The latest wrinkle in the Conde Nast gay escort controversy is that Gawker publisher Nick Denton has taken down the salacious story—over the furious protests of many Gawker editors. The (recently unionized) writing staff of the company released the following statement in response:
Our union drive has expressed at every stage of the process that one of our core goals is to protect the editorial independence of Gawker Media sites from the influence of business-side concerns. Today's unprecedented breach of the firewall, in which business executives deleted an editorial post over the objections of the entire executive editorial staff, demonstrated exactly why we seek greater protection. Our opinions on the post are not unanimous but we are united in objecting to editorial decisions being made by a majority of non-editorial managers. Disagreements about editorial judgment are matters to be resolved by editorial employees. We condemn the takedown in the strongest possible terms.
Management voted either 4-2 or 5-1 to yank the story after it was published, according to Executive Editor John Cook, who claimed on Twitter that "I and my colleagues argued as strenuously against [taking down the story] as we could, and we lost."
Such judgment does not reflect well on Gawker's editorial team. It's the near-unanimous opinion of other journalists, some former Gawker employees, and Gawker's own commenters that the story should never have been published in the first place.
I could not agree more. There was no legitimate reason for Gawker writer Jordan Sargent to aid a lunatic conspiracy theorist's quest to blackmail a relatively obscure man, presumably shattering that man's family in the process. Reasonable people can disagree about whether politicians like Anthony Weiner and anti-gay religious hypocrites deserve to have their private moral failings brought to light (I personally lean toward respecting people's privacy, even when they are monsters), but Gawker's actions in this case served no good purpose.
That's not to say that reporters should be excessively deferential to their subjects' sensibilities. Rolling Stone's failure in the University of Virginia rape story was partially born of its desire not to press its source for uncomfortable truths. But in a very real sense, Gawker did a similar thing here. Sargent respected the privacy of the escort—a manifestly untrustworthy conspiracy theorist—but not the person whose life he was about to destroy. In some sense, Sabrina Rubin Erdely dedicated herself to telling a false story of enormous consequence. Sargent dedicated himself to telling a true story of almost no consequence. In doing so, both made horrible mistakes.
There is a temptation to defend what Gawker did as some kind of exercise in radical free speech. According to Gawker's own editorial guidelines, there are only two things that matter when deciding to publish a story: is it true, and is it interesting? Gawker Editor in Chief Max Read defended the story thus: "given the chance gawker will always report on married c-suite executives of major media companies fucking around on their wives."

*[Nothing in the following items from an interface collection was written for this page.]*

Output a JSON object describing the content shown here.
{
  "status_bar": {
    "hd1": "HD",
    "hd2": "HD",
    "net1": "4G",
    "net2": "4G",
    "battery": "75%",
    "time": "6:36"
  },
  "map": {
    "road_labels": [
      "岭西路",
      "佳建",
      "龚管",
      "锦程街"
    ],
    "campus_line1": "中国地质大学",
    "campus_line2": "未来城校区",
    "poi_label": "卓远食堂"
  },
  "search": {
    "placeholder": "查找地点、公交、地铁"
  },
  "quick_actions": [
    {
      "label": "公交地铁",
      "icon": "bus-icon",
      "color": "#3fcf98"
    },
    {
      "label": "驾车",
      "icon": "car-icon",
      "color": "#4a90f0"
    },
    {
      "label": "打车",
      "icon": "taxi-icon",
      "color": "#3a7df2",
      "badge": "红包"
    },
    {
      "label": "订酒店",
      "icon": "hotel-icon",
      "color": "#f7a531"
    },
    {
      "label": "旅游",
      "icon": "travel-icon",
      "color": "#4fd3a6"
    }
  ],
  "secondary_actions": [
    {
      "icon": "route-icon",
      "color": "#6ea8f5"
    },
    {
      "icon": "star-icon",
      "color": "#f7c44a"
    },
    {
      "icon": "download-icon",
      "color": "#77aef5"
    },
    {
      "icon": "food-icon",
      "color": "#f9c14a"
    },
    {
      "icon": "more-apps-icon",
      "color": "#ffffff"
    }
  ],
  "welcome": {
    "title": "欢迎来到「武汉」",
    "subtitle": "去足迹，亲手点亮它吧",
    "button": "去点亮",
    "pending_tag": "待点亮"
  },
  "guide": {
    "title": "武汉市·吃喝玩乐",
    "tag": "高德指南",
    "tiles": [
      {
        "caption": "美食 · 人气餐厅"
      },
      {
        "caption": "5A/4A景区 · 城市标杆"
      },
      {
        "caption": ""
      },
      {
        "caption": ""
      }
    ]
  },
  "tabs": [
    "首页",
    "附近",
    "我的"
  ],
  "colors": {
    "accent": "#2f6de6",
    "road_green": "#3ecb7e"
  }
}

It would be easier to believe that this was an articulation of some clear principle if Gawker writers weren't such hypocrites. Many have derided the exact same kind of radical, offensive free speech when other platforms for expression—Reddit, for example—have allowed similarly extreme transgressions. Writers at Gawker and Gawker affiliate cites have criticized the publication of celebrity's leaked nude photos. They have assailed Charles Johnson for doxing uncooperative story subjects. On Twitter, the beloved Ken White of Popehat described the double standard in castigating terms:
It's in line with "humiliate Incorrect people while decrying humiliation of Correct people."
It's in line with "suck up to, and reward, evil if it casts someone Incorrect in a bad light."
It's in line with "mouth platitudes about being tolerant and supportive of gays while outing ones of whom we disapprove."
It's in line with "posture about objectification of women while engaging in appearance-shaming, revenge porn, and cheesecake"
When Cook suggested that the story was solidly in line with "what Gawker has asked its writers to do for years," White responded: "That's true. That's the problem."
The Washington Post's Erik Wemple thinks it's possible that Gawker could be sued over this story:
A plaintiff seeking damages for what's known as "publication of private facts" needs to fulfill a four-part test:
• "The disclosure of facts must be public." That's an easy one, given that Gawker's piece is out there.
• "The fact or facts disclosed must be private, and not generally known." Our Nexis search confirmed as much.
• "Offensive to a Reasonable Person: Publication of the private facts in question must be offensive to a reasonable person of ordinary sensibilities." Twitter could well assist in making this case.
• "The facts disclosed must not be newsworthy." Always a subjective consideration, yet the Erik Wemple Blog feels no more enlightened about Condé Nast than it did previously. It does know that somewhere out there is an escort who tries to leverage his work for political assistance. Wow.
All well and good. But the market offers us a more immediate method of punishing Gawker for its hypocritical, bullying immaturity—one that people as different as Christina Hoff Sommers and Lena Dunham can get behind: stop reading the site.